Office workers are taking PC problems into their own hands.
A nationwide survey conducted online in March 2013 by Harris Interactive on behalf of Crucial found that the majority of office workers who use a computer are reluctant to call the IT department for tech support. Instead, 53 percent of the 2,144 U.S. adults said they attempt to fix their computer problems on their own or solicit help from a co-worker/someone else. What makes this finding even more interesting is that computer problems ranked as the top reason for decreased productivity.
Around 29 percent of respondents indicated computer problems (lost files, slowness, crashes, and so forth) as the primary reason productivity suffers in the workplace. The category outranked co-workers (25 percent), workload (22 percent), management (22 percent), and customers/clients/vendors (15 percent) as factors that negatively affect the work flow.
"It is interesting that while computers play such a pivotal role in the flow of an office's workload, many employees are choosing to remedy their computer issues without the assistance of a trained IT professional," says Roddy McLean, marketing director, Crucial.com. "As the modern office worker is more reliant on the performance of their computer, they have also become more adept at finding a do-it-yourself solution when a computer crisis strikes."
There's a bit of a divide between the propensity of male and female workers to call IT for help. The survey found that male computer users (46 percent) are much more likely than female workers (25 percent) to fix their own PC problems. Young men between th ages of 18-34 are especially prone to go the do-it-yourself (DIY) route at 61 percent.

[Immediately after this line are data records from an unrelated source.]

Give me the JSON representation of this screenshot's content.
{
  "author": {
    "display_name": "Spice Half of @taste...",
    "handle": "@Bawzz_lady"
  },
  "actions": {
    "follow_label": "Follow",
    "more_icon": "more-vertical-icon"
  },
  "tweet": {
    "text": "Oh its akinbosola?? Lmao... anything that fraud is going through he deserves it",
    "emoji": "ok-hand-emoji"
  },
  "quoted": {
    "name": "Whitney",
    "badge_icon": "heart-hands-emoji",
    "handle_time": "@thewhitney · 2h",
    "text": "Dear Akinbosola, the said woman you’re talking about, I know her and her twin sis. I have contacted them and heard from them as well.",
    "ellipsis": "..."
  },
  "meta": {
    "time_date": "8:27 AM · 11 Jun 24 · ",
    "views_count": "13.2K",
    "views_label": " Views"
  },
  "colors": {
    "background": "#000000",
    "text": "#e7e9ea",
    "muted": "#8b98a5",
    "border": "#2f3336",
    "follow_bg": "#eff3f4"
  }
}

Crucial commissioned the survey to draw attention to the launch of a national contest to recognize everyday office workers who come to the aid of co-workers mired in computer chaos. Those nominated for the title of Official Unofficial Office Computer Go-To Superstar have a chance to win $5,000 in cash and a $5,000 Best Buy gift certificate.